Growing up in a Chinese household and with fairly traditional parents, Chinese New Year has always been a pretty big deal. I won’t lie though, as a kid, it was all about the red envelopes (with money inside as a symbol of good luck). But as the years have passed and now that I’m an adult, Chinese New Year has become more about gaining a deeper understanding of my cultural roots and developing a greater appreciation for all things CNY – the food, the traditions, the celebrations, etc.
Traditions and Superstitions
My parents made us practice pretty much every possible CNY superstition you can think of – cleaning the house (to sweep away bad luck), not washing our hair on CNY (washes away good luck), and only speaking words of affirmation. With four other siblings in the house, the latter was a massive challenge!! If you’re planning to partake in some of these or other Chinese New Year taboos or superstitions, you still have a bit of time. Spring Festival a.k.a Chinese New Year kicks off this year with the new moon on January 28th and ends on the full moon 15 days later. Yes, that’s right, 15 full days later!! January 28th also signifies that start to the year of the rooster.
This month we are greatly inspired by the color red; found everywhere during Chinese New Year. Red symbolizes good luck and happiness. Here are 10 red items to help welcome the year of the Fire Rooster in style.

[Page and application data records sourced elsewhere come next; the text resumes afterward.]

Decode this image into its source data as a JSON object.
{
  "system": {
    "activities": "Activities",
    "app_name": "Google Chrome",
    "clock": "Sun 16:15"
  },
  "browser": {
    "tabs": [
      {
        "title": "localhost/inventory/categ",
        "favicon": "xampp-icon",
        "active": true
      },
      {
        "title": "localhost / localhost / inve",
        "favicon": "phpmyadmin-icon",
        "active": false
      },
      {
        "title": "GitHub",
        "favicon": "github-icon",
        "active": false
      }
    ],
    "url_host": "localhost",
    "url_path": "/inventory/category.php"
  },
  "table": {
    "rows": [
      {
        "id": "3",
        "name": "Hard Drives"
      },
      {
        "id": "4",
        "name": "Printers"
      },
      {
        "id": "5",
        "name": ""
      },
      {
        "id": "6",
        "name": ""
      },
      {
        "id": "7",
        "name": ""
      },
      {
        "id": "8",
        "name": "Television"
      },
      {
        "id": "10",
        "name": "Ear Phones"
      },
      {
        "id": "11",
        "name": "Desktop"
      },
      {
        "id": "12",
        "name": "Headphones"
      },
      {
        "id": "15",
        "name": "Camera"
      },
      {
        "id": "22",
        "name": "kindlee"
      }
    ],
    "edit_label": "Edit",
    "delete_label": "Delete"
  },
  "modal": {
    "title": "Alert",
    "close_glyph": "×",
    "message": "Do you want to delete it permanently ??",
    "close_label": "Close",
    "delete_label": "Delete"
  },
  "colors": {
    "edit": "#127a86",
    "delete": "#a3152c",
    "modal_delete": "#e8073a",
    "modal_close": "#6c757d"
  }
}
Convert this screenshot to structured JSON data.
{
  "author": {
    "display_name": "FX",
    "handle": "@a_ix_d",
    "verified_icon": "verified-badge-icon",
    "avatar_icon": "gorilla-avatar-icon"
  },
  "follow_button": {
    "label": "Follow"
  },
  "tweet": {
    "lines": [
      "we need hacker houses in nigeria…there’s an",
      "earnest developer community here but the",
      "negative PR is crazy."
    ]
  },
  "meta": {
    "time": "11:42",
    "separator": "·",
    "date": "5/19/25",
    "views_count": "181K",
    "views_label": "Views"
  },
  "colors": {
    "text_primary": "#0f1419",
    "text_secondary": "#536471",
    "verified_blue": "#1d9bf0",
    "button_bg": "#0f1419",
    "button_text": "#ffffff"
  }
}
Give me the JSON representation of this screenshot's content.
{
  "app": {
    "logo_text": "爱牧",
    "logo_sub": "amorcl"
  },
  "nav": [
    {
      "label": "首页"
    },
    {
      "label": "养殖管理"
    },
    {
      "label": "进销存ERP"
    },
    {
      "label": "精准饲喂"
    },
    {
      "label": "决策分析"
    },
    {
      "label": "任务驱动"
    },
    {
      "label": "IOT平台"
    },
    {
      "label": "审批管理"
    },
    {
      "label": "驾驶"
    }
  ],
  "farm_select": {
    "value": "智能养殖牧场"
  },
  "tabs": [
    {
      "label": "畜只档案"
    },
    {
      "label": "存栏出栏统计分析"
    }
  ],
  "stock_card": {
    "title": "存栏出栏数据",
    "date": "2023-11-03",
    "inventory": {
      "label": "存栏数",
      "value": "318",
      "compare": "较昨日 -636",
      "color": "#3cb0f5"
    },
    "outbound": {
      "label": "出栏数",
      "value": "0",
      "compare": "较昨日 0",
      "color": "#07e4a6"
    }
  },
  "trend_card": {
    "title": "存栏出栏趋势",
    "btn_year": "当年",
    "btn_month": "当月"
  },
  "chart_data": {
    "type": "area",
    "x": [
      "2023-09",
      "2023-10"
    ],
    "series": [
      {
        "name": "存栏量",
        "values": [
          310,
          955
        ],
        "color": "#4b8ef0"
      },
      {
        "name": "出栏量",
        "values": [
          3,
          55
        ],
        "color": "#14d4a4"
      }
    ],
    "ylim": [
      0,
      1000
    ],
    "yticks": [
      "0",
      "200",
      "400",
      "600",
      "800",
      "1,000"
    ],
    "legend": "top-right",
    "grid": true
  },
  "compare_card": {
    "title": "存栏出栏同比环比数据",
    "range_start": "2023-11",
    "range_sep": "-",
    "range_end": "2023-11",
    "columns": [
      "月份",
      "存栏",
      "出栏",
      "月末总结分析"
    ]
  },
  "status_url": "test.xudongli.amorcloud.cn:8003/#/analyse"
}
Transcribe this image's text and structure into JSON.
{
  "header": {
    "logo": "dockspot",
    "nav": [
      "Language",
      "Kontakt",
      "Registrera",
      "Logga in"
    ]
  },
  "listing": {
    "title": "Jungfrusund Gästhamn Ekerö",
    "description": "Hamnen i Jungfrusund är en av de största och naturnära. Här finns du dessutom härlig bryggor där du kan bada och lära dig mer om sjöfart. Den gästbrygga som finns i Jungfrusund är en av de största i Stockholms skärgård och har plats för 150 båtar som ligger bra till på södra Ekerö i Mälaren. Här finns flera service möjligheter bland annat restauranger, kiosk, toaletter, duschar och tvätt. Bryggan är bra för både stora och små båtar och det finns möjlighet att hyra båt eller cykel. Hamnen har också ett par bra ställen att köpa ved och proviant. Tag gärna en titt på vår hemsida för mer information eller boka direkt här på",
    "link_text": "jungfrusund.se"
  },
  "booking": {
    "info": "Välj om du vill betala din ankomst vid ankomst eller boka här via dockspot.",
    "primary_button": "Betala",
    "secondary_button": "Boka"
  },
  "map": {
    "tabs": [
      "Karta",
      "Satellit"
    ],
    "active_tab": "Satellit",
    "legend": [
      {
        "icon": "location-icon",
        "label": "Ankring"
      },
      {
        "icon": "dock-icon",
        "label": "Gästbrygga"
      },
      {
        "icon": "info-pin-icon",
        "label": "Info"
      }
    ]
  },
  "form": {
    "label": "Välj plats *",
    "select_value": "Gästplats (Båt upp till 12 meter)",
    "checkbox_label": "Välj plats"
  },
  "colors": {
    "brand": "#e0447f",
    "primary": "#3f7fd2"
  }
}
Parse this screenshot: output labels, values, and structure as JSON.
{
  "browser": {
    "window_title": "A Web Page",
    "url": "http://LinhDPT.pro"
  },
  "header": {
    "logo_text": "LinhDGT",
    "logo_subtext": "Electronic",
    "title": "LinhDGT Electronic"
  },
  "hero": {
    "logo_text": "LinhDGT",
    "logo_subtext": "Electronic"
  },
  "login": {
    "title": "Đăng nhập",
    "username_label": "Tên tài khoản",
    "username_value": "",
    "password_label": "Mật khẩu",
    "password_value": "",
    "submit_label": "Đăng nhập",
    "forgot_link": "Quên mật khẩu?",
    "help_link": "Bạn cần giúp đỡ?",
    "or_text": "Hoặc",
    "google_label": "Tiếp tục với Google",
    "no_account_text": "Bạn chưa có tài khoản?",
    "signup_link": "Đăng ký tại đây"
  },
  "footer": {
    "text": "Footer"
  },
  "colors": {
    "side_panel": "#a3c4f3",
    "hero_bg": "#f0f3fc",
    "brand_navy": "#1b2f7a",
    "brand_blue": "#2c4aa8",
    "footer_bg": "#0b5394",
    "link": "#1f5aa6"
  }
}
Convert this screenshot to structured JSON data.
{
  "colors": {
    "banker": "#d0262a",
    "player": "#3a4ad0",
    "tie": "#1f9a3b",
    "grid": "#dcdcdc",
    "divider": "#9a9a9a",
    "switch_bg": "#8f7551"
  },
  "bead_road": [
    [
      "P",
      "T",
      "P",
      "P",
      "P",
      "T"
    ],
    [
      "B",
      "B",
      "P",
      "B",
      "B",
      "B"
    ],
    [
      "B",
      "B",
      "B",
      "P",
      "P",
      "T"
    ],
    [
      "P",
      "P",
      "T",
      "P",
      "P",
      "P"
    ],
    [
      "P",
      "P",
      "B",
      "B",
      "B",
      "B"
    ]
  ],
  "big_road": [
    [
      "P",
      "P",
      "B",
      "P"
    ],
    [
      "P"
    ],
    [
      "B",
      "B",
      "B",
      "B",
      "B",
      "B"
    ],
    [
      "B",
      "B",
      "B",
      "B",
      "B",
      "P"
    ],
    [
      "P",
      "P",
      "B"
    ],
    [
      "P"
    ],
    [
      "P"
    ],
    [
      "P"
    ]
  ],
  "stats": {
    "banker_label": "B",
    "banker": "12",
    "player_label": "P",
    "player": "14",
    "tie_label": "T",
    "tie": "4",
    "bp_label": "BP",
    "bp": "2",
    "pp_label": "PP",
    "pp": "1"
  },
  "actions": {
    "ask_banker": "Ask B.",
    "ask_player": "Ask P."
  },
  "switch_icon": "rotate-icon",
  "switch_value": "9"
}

These Dynasty Napkin Rings from Kim Seybert will stand out in any table setting. They come in sets of 4.
The Ora Desk Lamp is a truly rare piece by Australian designer Ross Gardam. Production is limited to twenty-five individually numbered gold pieces.
Enjoy this modern rendition of chopsticks made of Macassar Ebony.
Yet another modern adaptation of Chinese culture, this Lucky Envelope contains teabags of Organic Long Life Green and Organic Imperial Oolong.
This Capiz placemat from Kim Seybert is perfect for anyone seeking to brighten up a family table with the spirit of the New Year.
Rouge Louboutin is a signature lip color from Christian Louboutin’s Beauty collection that doubles up as a piece of jewelry sure to complement your outfit perfectly at a Chinese New Year dinner.
This62% dark chocolate rooster by Thomas Haas ushers in the Year of the Fire Rooster with a handmade creation aimed at showing respect to the tenth sign in the Chinese Zodiac.
Get regal with the Harcourt 1841 Louis Philippe Glass by Baccarat for your Chinese New Year table. As an ode to a piece commissioned by King Louis-Philippe in 1841, this glass will add a royal element to your dining experience.
These red napkins are from the Sferra Collection, which we ordered through Fine Linens in New York.